The central purpose of regulation to create the single market is to give effect to the fundamental freedoms guaranteed by the EU Treaties, the free movement of goods, persons, services and capital, by replacing unnecessary national regulations by harmonised regulation at the EU level.
EU legislative action is subject to the principles of conferral and subsidiarity. These principles have been restated and reinforced by the Settlement Agreement.
Unnecessary legislation or unlawful administrative action can be challenged before the ECJ or the national courts by reference to the EU Treaties, the general principles of EU law and the fundamental rights protected by the Charter and by relevant principles of international law.

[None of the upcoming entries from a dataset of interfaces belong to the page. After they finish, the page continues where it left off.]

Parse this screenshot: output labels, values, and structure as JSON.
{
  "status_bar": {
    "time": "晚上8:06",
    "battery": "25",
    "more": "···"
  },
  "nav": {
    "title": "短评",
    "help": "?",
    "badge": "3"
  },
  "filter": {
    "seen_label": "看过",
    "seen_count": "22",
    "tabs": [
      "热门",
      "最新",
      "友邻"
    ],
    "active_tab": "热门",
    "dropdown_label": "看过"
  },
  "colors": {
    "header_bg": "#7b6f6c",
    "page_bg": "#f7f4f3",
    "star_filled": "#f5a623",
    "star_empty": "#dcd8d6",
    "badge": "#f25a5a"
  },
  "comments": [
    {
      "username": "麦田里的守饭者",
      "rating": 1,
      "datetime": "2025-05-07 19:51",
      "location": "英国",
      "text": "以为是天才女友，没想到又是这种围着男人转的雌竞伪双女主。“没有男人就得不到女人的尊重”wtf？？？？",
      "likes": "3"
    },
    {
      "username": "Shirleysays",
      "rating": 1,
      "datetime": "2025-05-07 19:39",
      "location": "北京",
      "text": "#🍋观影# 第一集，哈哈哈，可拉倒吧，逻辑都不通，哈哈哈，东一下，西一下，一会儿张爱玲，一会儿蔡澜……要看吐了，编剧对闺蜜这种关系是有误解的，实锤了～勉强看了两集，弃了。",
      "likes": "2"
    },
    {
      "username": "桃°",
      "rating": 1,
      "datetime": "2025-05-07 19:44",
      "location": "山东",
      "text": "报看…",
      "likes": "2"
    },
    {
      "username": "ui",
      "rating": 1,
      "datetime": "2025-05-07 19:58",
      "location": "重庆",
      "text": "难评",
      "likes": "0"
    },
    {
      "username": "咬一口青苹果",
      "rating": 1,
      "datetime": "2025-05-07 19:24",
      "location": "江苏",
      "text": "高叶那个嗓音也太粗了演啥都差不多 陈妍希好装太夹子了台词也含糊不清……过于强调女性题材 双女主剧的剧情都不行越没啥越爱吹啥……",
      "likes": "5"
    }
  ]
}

The Commission has the responsibility for enforcing EU law, including a power, where necessary, to bring actions against the Member States for failure to give effect to their obligations in relation to the single market.